- Corn gluten meal is available at most garden centers, but it can also be made at home by mixing dry cornmeal with water until a paste is formed.
- Products available from roofing supply dealers include moss control granules or shingle savers that can be applied with a fertilizer spreader.
- Moss control products prevent moss spores from germinating and growing on roofs.
The moss will eventually die.
Sometimes a roofing contractor may first coat a roof with a special chemical that inhibits the growth of moss, and then apply granules or shingle savers on top of the coating to keep new spores from growing.
Be sure to follow all directions for application as directed by the supplier.
When Moss is Not Really the Problem
Moss is usually not a problem with asphalt shingles as it helps to protect the roof from sun damage and heat build-up.
- Reflective granules that can now be applied by most manufacturers of asphalt shingles will help reduce moisture accumulation and prevent moss formation on roofs, especially when they are sanded to look like an older roof with only a few shingles missing.
- Weathered wood shakes can be treated by applying a clear penetrating water repellent to the surface of the shake.

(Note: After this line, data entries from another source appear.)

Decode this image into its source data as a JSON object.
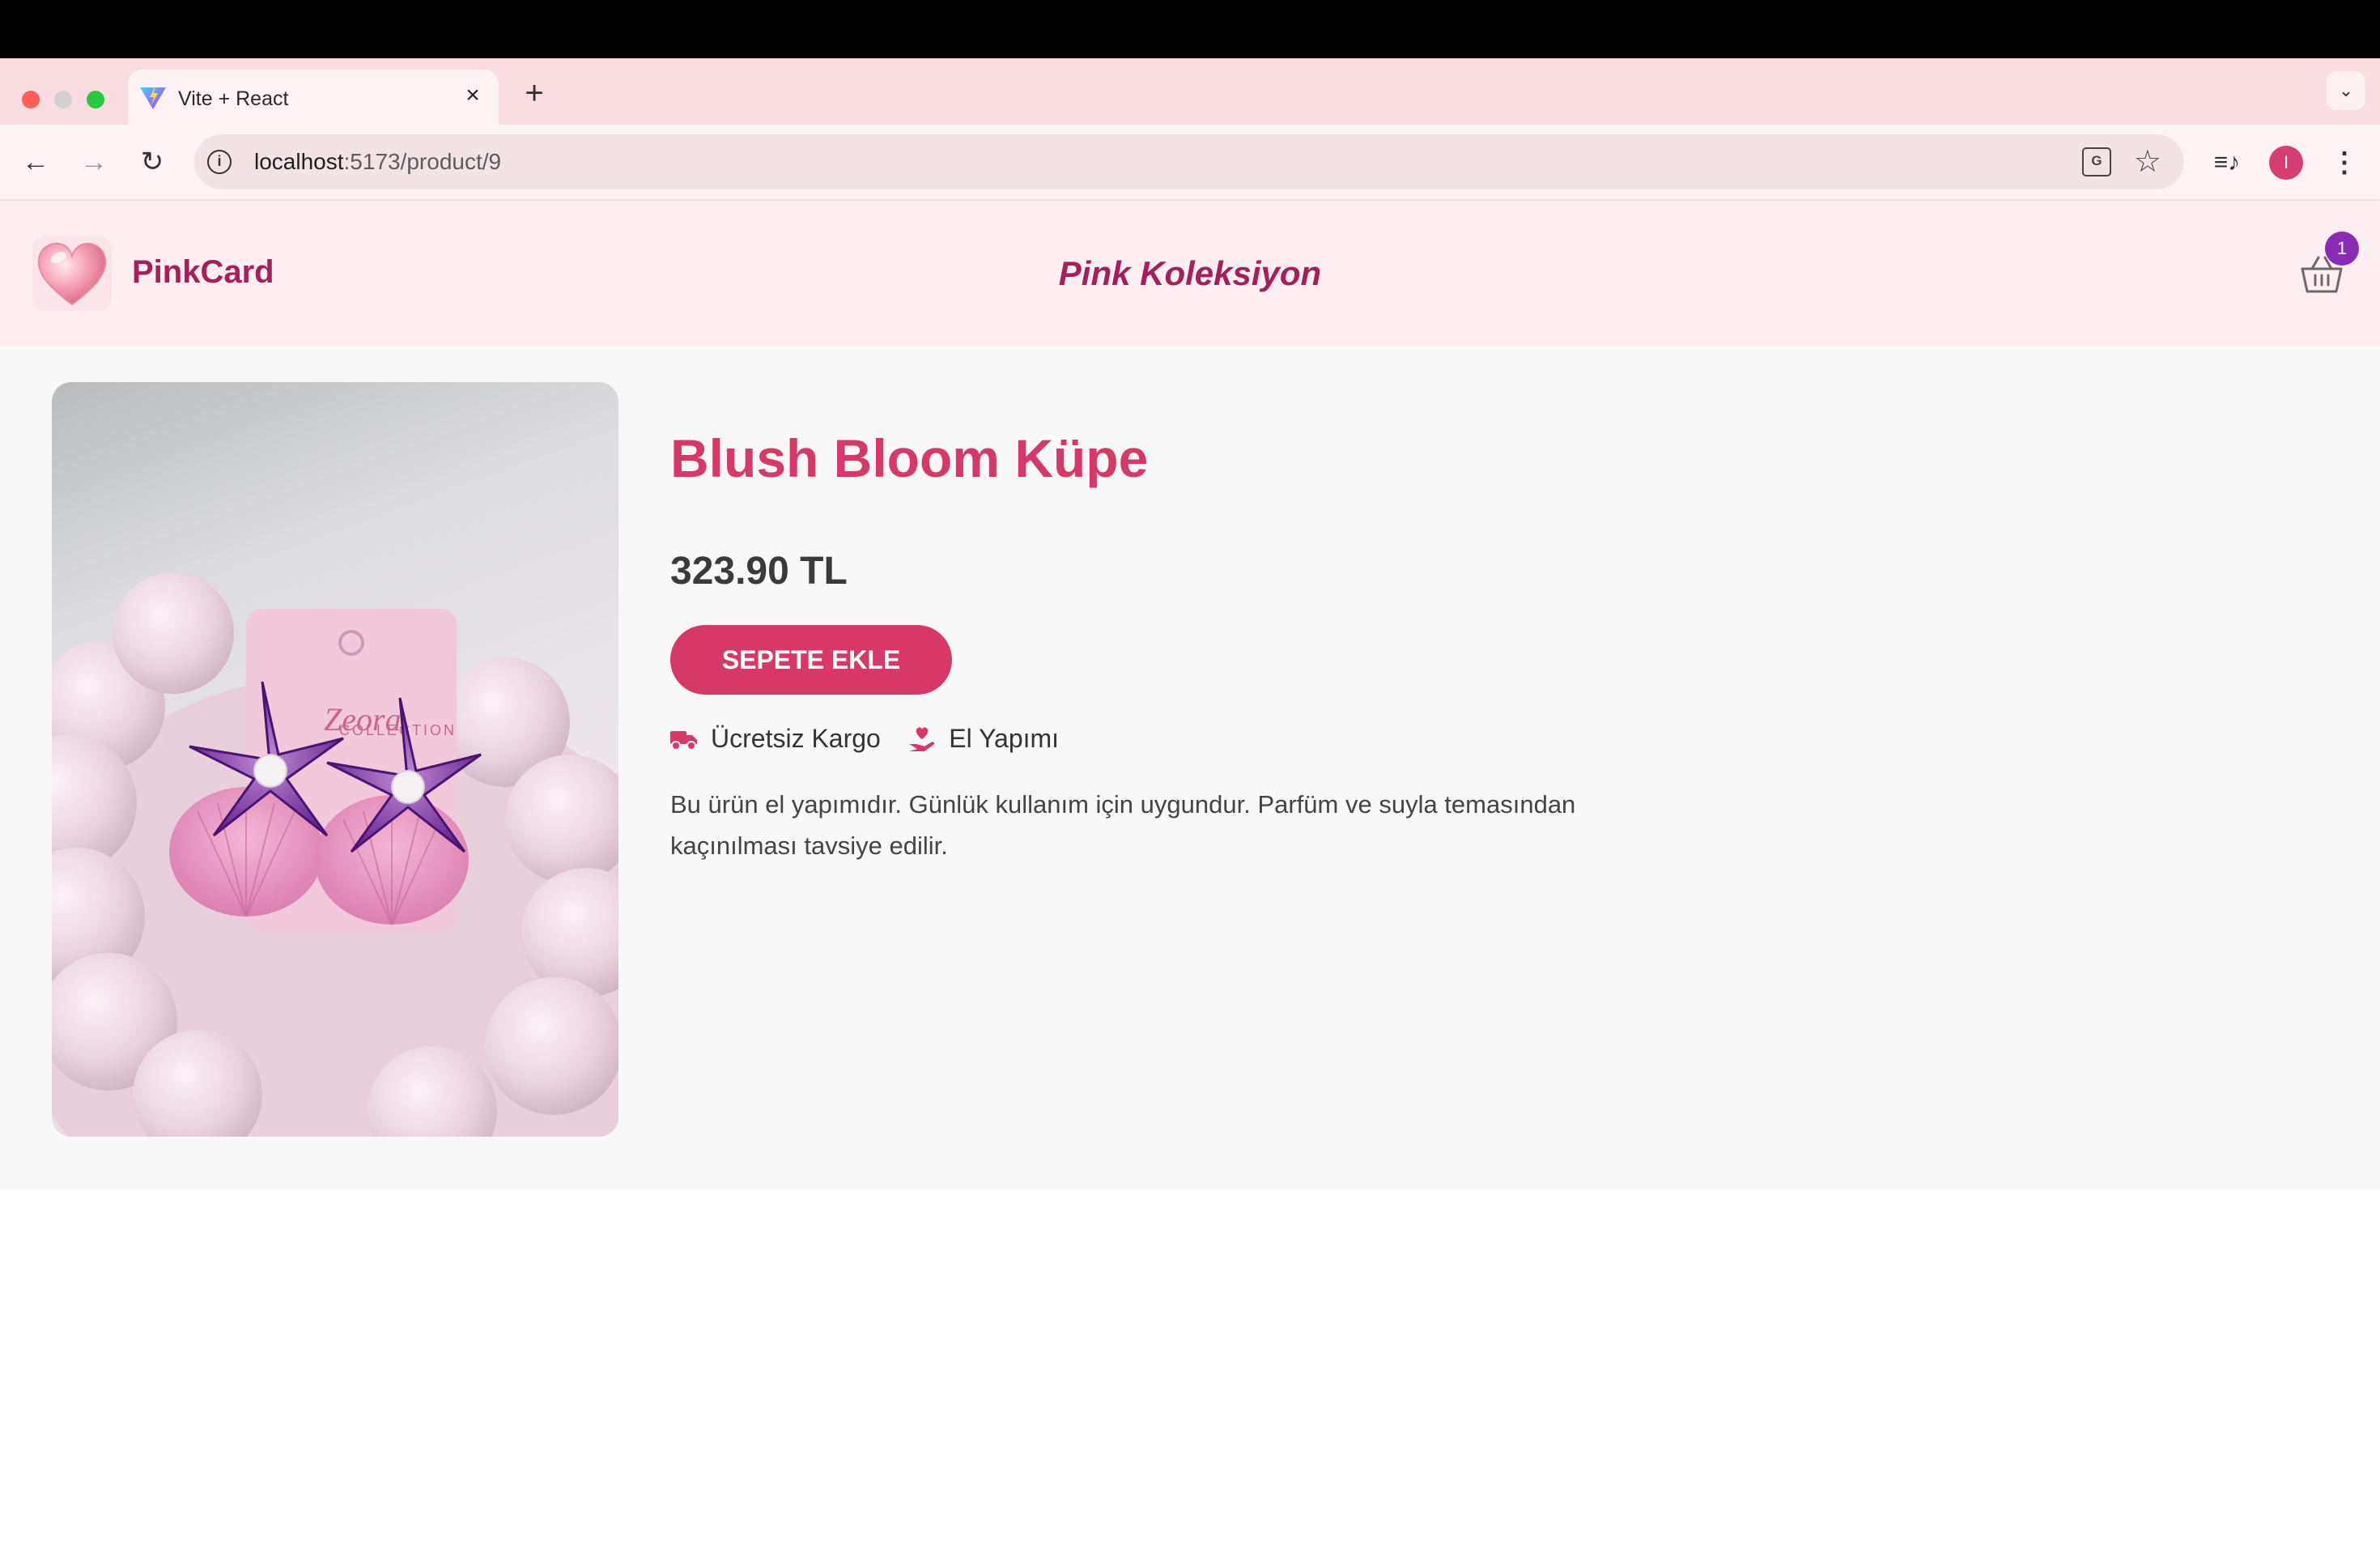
{
  "browser": {
    "tab_title": "Vite + React",
    "url_host": "localhost",
    "url_path": ":5173/product/9",
    "profile_initial": "I"
  },
  "header": {
    "brand_name": "PinkCard",
    "collection_title": "Pink Koleksiyon",
    "cart_count": "1"
  },
  "product": {
    "title": "Blush Bloom Küpe",
    "price": "323.90 TL",
    "add_to_cart_label": "SEPETE EKLE",
    "features": [
      {
        "icon": "truck-icon",
        "label": "Ücretsiz Kargo"
      },
      {
        "icon": "hand-heart-icon",
        "label": "El Yapımı"
      }
    ],
    "description": "Bu ürün el yapımıdır. Günlük kullanım için uygundur. Parfüm ve suyla temasından kaçınılması tavsiye edilir.",
    "image_card_text": "COLLECTION"
  },
  "colors": {
    "accent": "#d63867",
    "brand": "#a3205a",
    "badge": "#8a2bb5",
    "header_bg": "#fdeef2"
  }
}
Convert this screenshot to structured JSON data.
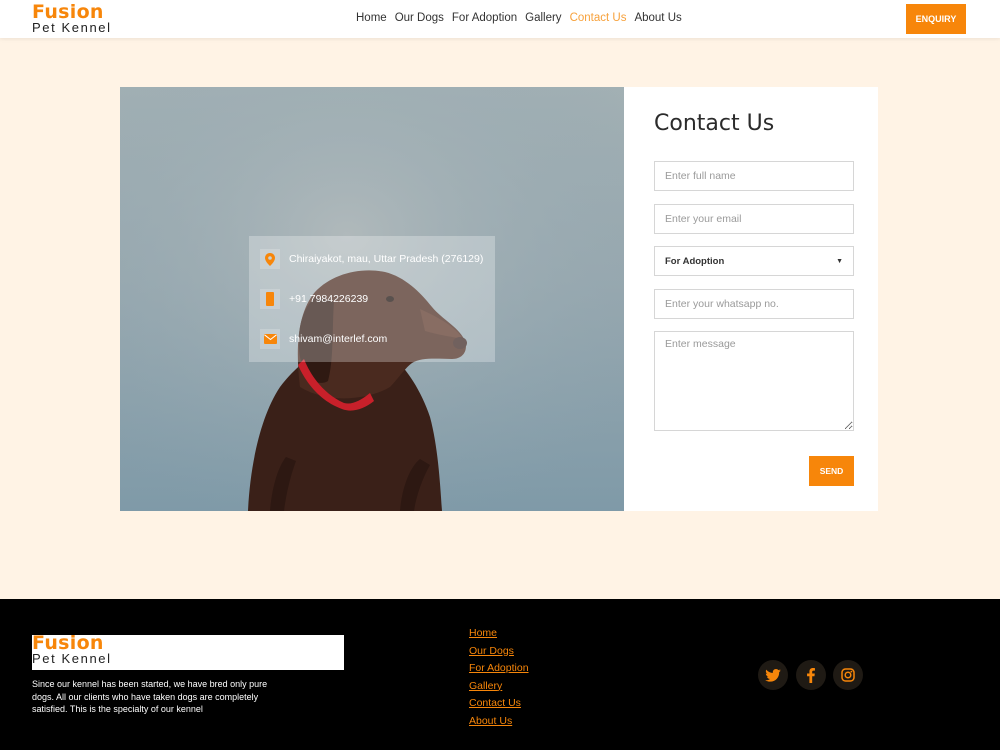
{
  "brand": {
    "name_line1": "Fusion",
    "name_line2": "Pet Kennel",
    "accent_color": "#f7860a"
  },
  "nav": {
    "items": [
      {
        "label": "Home",
        "active": false
      },
      {
        "label": "Our Dogs",
        "active": false
      },
      {
        "label": "For Adoption",
        "active": false
      },
      {
        "label": "Gallery",
        "active": false
      },
      {
        "label": "Contact Us",
        "active": true
      },
      {
        "label": "About Us",
        "active": false
      }
    ],
    "enquiry_label": "ENQUIRY"
  },
  "contact_info": {
    "address": "Chiraiyakot, mau, Uttar Pradesh (276129)",
    "phone": "+91 7984226239",
    "email": "shivam@interlef.com",
    "icons": [
      "location-pin-icon",
      "phone-icon",
      "mail-icon"
    ]
  },
  "form": {
    "title": "Contact Us",
    "name_placeholder": "Enter full name",
    "email_placeholder": "Enter your email",
    "inquiry_type_value": "For Adoption",
    "whatsapp_placeholder": "Enter your whatsapp no.",
    "message_placeholder": "Enter message",
    "send_label": "SEND"
  },
  "footer": {
    "description": "Since our kennel has been started, we have bred only pure dogs. All our clients who have taken dogs are completely satisfied. This is the specialty of our kennel",
    "links": [
      "Home",
      "Our Dogs",
      "For Adoption",
      "Gallery",
      "Contact Us",
      "About Us"
    ],
    "social_icons": [
      "twitter-icon",
      "facebook-icon",
      "instagram-icon"
    ]
  }
}
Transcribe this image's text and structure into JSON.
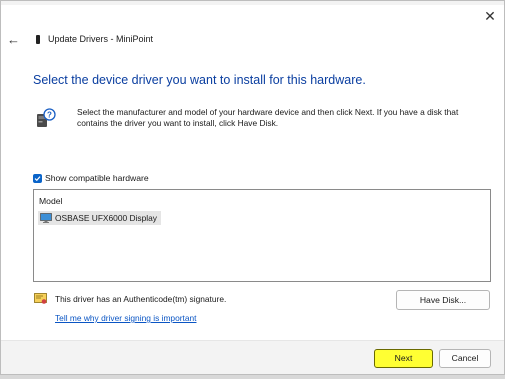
{
  "window": {
    "title": "Update Drivers - MiniPoint",
    "close_icon": "close-icon",
    "back_icon": "back-arrow-icon"
  },
  "heading": "Select the device driver you want to install for this hardware.",
  "instructions": "Select the manufacturer and model of your hardware device and then click Next. If you have a disk that contains the driver you want to install, click Have Disk.",
  "show_compatible": {
    "label": "Show compatible hardware",
    "checked": true
  },
  "model_list": {
    "header": "Model",
    "items": [
      {
        "label": "OSBASE UFX6000 Display",
        "selected": true
      }
    ]
  },
  "signature": {
    "text": "This driver has an Authenticode(tm) signature.",
    "link": "Tell me why driver signing is important"
  },
  "buttons": {
    "have_disk": "Have Disk...",
    "next": "Next",
    "cancel": "Cancel"
  },
  "colors": {
    "heading": "#0a3ea0",
    "link": "#0a55c4",
    "checkbox": "#0a64c9",
    "next_highlight": "#ffff33"
  }
}
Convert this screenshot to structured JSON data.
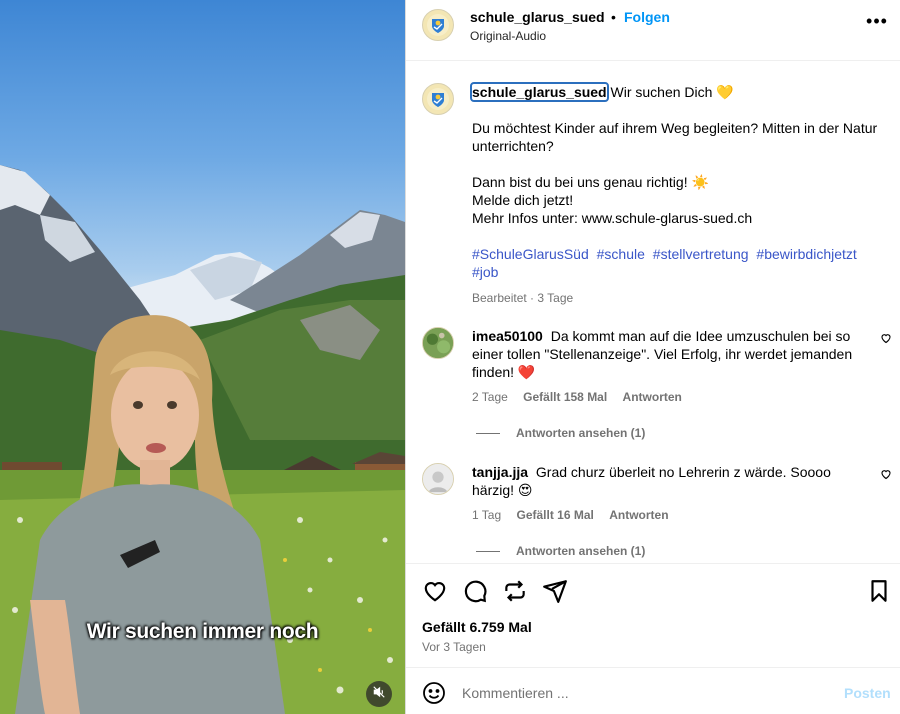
{
  "video": {
    "subtitle": "Wir suchen immer noch",
    "mute_icon": "speaker-muted-icon"
  },
  "post": {
    "username": "schule_glarus_sued",
    "separator": "•",
    "follow_label": "Folgen",
    "audio_label": "Original-Audio",
    "more_icon": "more-horizontal-icon",
    "more_label": "•••"
  },
  "caption": {
    "username": "schule_glarus_sued",
    "headline": "Wir suchen Dich 💛",
    "para1": "Du möchtest Kinder auf ihrem Weg begleiten? Mitten in der Natur unterrichten?",
    "para2_line1": "Dann bist du bei uns genau richtig! ☀️",
    "para2_line2": "Melde dich jetzt!",
    "para2_line3": "Mehr Infos unter: www.schule-glarus-sued.ch",
    "hashtags": [
      "#SchuleGlarusSüd",
      "#schule",
      "#stellvertretung",
      "#bewirbdichjetzt",
      "#job"
    ],
    "meta": "Bearbeitet · 3 Tage"
  },
  "comments": [
    {
      "username": "imea50100",
      "text": "Da kommt man auf die Idee umzuschulen bei so einer tollen \"Stellenanzeige\". Viel Erfolg, ihr werdet jemanden finden! ❤️",
      "time": "2 Tage",
      "likes": "Gefällt 158 Mal",
      "reply": "Antworten",
      "view_replies": "Antworten ansehen (1)"
    },
    {
      "username": "tanjja.jja",
      "text": "Grad churz überleit no Lehrerin z wärde. Soooo härzig! 😍",
      "time": "1 Tag",
      "likes": "Gefällt 16 Mal",
      "reply": "Antworten",
      "view_replies": "Antworten ansehen (1)"
    }
  ],
  "actions": {
    "icons": [
      "heart-icon",
      "comment-icon",
      "share-icon",
      "send-icon",
      "bookmark-icon"
    ],
    "likes": "Gefällt 6.759 Mal",
    "posted_ago": "Vor 3 Tagen"
  },
  "composer": {
    "emoji_icon": "emoji-icon",
    "placeholder": "Kommentieren ...",
    "post_label": "Posten"
  }
}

Sometimes moss is growing on rough vertical surfaces because they are very dark in color, which absorbs more heat and causes the surface to heat up enough to damage the roofing material.
Also, if there is an overhang around the perimeter of a building that has shaded vertical surfaces, water will pool next to these areas and cause problems with moisture penetration at ground level.
Moss does not grow on wood shingles or shakes because they are made from non-organic material, so the appearance of moss in these cases is just a cosmetic issue.
When to NOT Remove Moss
Cleaning off an established green roof and completely replacing the asphalt shingles can be much more expensive than having a new roof installed, especially when you also add the cost of removing the debris from the site, so sometimes it may be better to leave the moss and just maintain it.
Clear, penetrating water repellents will not damage the shingles and granules already on a roof to enter the asphalt and cause leaks.
It may help reduce moss growth by keeping roofs dry so it is more likely that the reflective properties of the asphalt shingles will be preserved over time.
A roofing contractor can apply granules or shingle saver products on top of the existing roof with a fertilizer spreader.
This usually has the added benefit of also applying fertilizers to promote plant growth throughout the area, which may help reduce moss growth as well.
Moss does not grow in dry climates that are hotter and have less humidity, so you may be able to just clean off the moss and other debris from a roof every few months or once a year if needed.
Final Thoughts About Moss on Roofs
Moss is a common problem on roofs, but it isn’t an unavoidable one.
If you have the time and energy to spend cleaning off moss from your roof twice a year or once every few months depending on where you live, then there are products available that can help prevent new problems because they inhibit the growth of spores in different ways.